> _Work order_
Look at every line of the material below and tally those containing "sgmea". Reply with the total alone.

++++

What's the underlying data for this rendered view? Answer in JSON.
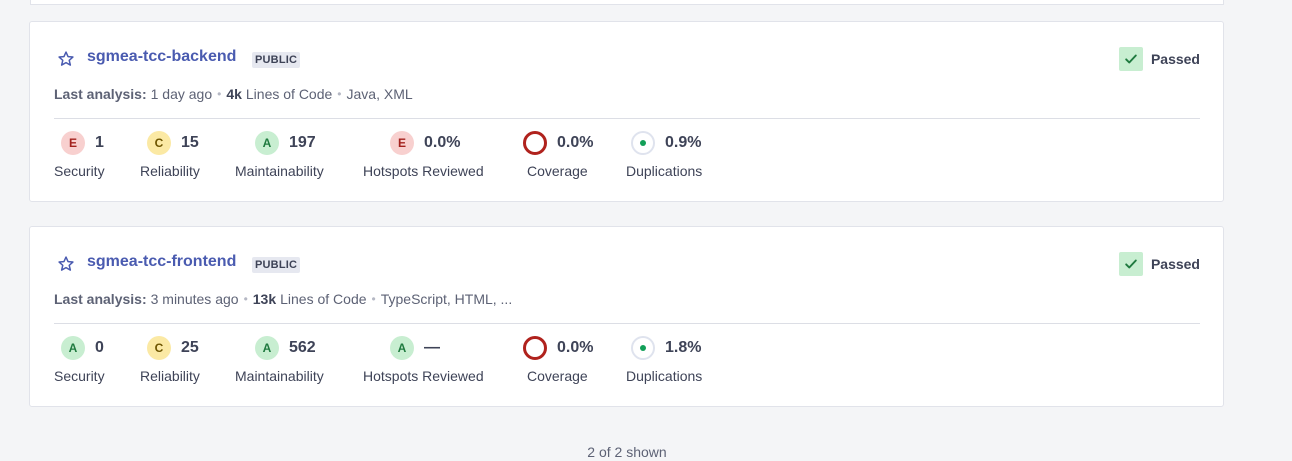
{
  "colors": {
    "rating_E_bg": "#f8d0cf",
    "rating_E_fg": "#a3221e",
    "rating_C_bg": "#fbe9a4",
    "rating_C_fg": "#6e5500",
    "rating_A_bg": "#c8eed1",
    "rating_A_fg": "#1f7a3f",
    "passed_bg": "#c8eed1",
    "link": "#4a5bb0"
  },
  "projects": [
    {
      "name": "sgmea-tcc-backend",
      "visibility": "PUBLIC",
      "quality_gate": "Passed",
      "last_analysis_label": "Last analysis:",
      "last_analysis": "1 day ago",
      "loc_value": "4k",
      "loc_label": "Lines of Code",
      "languages": "Java, XML",
      "metrics": {
        "security": {
          "rating": "E",
          "value": "1",
          "label": "Security"
        },
        "reliability": {
          "rating": "C",
          "value": "15",
          "label": "Reliability"
        },
        "maintainability": {
          "rating": "A",
          "value": "197",
          "label": "Maintainability"
        },
        "hotspots": {
          "rating": "E",
          "value": "0.0%",
          "label": "Hotspots Reviewed"
        },
        "coverage": {
          "value": "0.0%",
          "label": "Coverage"
        },
        "duplications": {
          "value": "0.9%",
          "label": "Duplications"
        }
      }
    },
    {
      "name": "sgmea-tcc-frontend",
      "visibility": "PUBLIC",
      "quality_gate": "Passed",
      "last_analysis_label": "Last analysis:",
      "last_analysis": "3 minutes ago",
      "loc_value": "13k",
      "loc_label": "Lines of Code",
      "languages": "TypeScript, HTML, ...",
      "metrics": {
        "security": {
          "rating": "A",
          "value": "0",
          "label": "Security"
        },
        "reliability": {
          "rating": "C",
          "value": "25",
          "label": "Reliability"
        },
        "maintainability": {
          "rating": "A",
          "value": "562",
          "label": "Maintainability"
        },
        "hotspots": {
          "rating": "A",
          "value": "—",
          "label": "Hotspots Reviewed"
        },
        "coverage": {
          "value": "0.0%",
          "label": "Coverage"
        },
        "duplications": {
          "value": "1.8%",
          "label": "Duplications"
        }
      }
    }
  ],
  "footer": {
    "shown": "2 of 2 shown"
  }
}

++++

> _Result for this task_
2